So I’m looking for a way of identifying a decent character to repent the font in a preview. FontBook for example shows “Alef” character for Hebrew fonts, Arabic fonts use “ain”, chinese 漢, Kannada script ಕ etc.
The obvious question, given a font how are they getting from that to the correct character set and then the correct character. I can’t use a plugin but I’m happy with Declares. I’m aware I can get from an NSFont. It appears to have an ability to provide a coveredCharacterSet, but then what?
We do something similar in our app but use the word Sample translated into different languages.
We do this by testing for the existence of glyphs in different Unicode script ranges so we know which writing systems are supported. Using that data we then apply some rules which then allows us to choose the correct sample text.
Unfortunately, I cannot share any code but you might be able to use MBS to do something similar.
I can’t use MBS or any other plugins, thanks.
I see were you are heading but I’m not sure it is a particularly easy direction. Given there are likely lots of different language variations available. Just looking through Font Book on my Mac I can see at least a couple of dozen possibly more.
I will see if I can find a definitive list of the different scripts out there. That at least would provide be with a scope for following this path.
Useful though. Thanks
So there is a concept in Unicode of a “Representative Glyph”, which I suspect is the answer to what Font Book is doing. Something to look into…
Nope, Representative Glyph isn’t anything important. It is only an example of what any given code point might look like.
So I’m making progress with this. Basically, as Kevin suggested I’m looking at the Characters reported by the font and detecting language support. The hardest thing is finding the best code too. Represent a given language, I’m using Font Book’s label for the font as a guide.
I’ve discovered that many fonts support multiple character ranges. Lots of East Asian fonts support Chinese, Japanese and Korean. I’m constructing a string of all supported sets. Allowing the user to see the choices offered by the font. I will discuss fallback support in the help system.
What I haven’t got figured out is how to retrieve the first few characters within a Symbol font. There doesn’t seem to be a method for asking for it.
So it looks like I’m going to have to loop over every possible value a test if it exists in the set.
Oh the fun. I’m away for a. Couple of weeks. I’ll post some code when I return.
OK, I’ve pretty much got this sorted. It has been an interesting exercise. I’ve one final problem to resolve before it is worth posting some code here. That issue is fonts that lie. When asked if they support a certain character they claim to do so, however, if you attempt to use that character you end up with no glyph for the given character. I’m on track of a solution to that issue and will continue to work on it.
Currently my Font selector dialog looks like this:

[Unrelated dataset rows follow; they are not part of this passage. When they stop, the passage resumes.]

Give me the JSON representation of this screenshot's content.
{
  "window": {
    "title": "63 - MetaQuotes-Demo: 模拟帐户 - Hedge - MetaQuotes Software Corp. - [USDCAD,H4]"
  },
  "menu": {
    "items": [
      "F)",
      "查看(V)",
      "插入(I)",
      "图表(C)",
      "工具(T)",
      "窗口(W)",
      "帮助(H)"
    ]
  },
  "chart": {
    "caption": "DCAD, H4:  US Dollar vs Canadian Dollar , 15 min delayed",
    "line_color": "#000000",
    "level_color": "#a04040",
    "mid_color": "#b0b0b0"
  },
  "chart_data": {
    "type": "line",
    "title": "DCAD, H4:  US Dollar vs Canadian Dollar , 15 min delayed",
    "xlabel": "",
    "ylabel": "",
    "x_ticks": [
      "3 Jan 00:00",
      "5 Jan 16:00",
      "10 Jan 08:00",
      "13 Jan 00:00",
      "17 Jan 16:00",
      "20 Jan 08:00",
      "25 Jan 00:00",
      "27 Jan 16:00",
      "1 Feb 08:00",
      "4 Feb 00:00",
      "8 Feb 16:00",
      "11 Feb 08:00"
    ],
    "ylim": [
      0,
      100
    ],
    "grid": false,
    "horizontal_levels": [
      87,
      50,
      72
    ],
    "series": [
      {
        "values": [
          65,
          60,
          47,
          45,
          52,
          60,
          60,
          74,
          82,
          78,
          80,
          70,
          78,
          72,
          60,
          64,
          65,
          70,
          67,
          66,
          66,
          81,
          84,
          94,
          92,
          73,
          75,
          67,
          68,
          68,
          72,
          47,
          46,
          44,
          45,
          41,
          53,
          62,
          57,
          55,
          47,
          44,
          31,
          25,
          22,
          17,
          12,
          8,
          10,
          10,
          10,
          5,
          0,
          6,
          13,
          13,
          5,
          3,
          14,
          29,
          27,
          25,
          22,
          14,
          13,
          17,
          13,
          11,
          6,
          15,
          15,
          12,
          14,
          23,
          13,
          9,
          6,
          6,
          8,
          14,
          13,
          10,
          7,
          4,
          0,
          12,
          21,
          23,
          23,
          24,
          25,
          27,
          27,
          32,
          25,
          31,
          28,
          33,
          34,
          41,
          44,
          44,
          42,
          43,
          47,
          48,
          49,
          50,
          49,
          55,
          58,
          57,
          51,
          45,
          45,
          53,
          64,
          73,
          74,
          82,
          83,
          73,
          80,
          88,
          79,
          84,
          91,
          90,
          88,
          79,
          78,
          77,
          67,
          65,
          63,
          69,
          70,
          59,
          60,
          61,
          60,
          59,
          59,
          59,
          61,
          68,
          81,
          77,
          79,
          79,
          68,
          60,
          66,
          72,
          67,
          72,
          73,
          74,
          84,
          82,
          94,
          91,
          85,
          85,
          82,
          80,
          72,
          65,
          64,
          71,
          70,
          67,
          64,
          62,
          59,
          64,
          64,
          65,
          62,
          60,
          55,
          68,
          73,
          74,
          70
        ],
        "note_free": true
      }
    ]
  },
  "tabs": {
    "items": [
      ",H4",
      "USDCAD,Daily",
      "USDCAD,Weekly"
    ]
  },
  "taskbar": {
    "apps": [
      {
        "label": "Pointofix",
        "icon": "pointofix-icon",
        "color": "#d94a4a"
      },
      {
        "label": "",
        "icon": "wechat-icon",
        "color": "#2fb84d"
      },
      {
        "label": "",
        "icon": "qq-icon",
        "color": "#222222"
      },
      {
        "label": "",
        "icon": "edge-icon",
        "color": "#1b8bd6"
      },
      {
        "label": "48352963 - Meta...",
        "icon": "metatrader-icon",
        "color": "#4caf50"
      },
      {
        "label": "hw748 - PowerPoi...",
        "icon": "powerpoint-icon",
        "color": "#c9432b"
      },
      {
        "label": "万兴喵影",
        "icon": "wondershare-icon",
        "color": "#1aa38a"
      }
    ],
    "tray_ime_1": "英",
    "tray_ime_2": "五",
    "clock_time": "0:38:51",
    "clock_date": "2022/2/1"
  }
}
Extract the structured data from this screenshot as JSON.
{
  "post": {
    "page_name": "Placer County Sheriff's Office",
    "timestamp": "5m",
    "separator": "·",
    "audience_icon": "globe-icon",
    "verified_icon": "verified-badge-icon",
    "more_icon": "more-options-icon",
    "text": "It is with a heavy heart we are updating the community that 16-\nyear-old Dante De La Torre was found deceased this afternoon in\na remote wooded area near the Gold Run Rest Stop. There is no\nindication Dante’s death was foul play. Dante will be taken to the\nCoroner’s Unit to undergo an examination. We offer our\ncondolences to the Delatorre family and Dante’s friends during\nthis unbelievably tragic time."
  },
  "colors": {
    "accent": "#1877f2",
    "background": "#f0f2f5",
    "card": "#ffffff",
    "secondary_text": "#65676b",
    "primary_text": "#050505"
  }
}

The upper half, obviously, allows you to choose a font family and typeface and size to use within the application. The lower half show two separate previews of the font. The first shows a translatable string, which for English shows “Sample”. The lower preview shows the scripts supported by the chosen font. This is always shown in size 24, allowing the style and letter choices to be seen better.
Here is an example of a font that lies about its supported scripts:
The gaps are characters it claims to support but it has no glyphs for.
So my first attempt has fallen down. The plan was to use “CTFontGetGlyphsForCharacters” to retrieve the Glyphs for the code points I’m interested in, however, the font is actually returning Glyphs for the missing characters. The Glyphs are all even all different. They just don’t display anything when rendered. I’m pretty sure that leaves me rendering the character and seeing it it is blank, unless anyone else has an idea?
Currently my code uses “NSFont_coveredCharacterSet” to get the characters covered by the font, NSCharacterSet_longCharacterIsMember to check if that character set contains the code points I’m checking for.
That all works a treat, except for a series of Fonts called “BM Dohyeon”, “BM Hanna 11yrs Old”, “BM Hanna Air”, “BM Hanna Pro”, “BM Jua”, “BM Kirang Haerang” and “BM Yeonsung”
So I’ve make it work by using a an image, rendering the character into that image and checking that I actually have something drawn.
I’ve put together a class to allow you to detect the scripts available for a given font. I’m put it up on GitHub here
I’ve put an MIT license on it so you can do what ever you want with it.
To use it import it into your application and then call it as follows:
Var cSample As String = ""
Var oFontScripts As New FontScripts( g.FontName )
Var Scripts() As String = oFontScripts.KnownScripts
For Each Script As String In Scripts
If oFontScripts.SupportsScript( Script ) Then
cSample = cSample + Script
cSample = cSample + oFontScripts.Symbols // Returns the first two symbols it finds
Obviously you can add a delimiter between the Scripts you find (such as a space) or you can break the string into multiple lines etc. If anyone knows of a faster way of detecting a completely white or completely transparent square then I would be happy to update the code.
Currently Macintosh only. If anyone with Windows or Linux knowledge would like to extend it for those platforms I’m happy to be involved.
Currently supports 156 different scripts. If anyone would like to suggest a different character for a given script, especially if it is one that Apple is using and I’m not that would be good.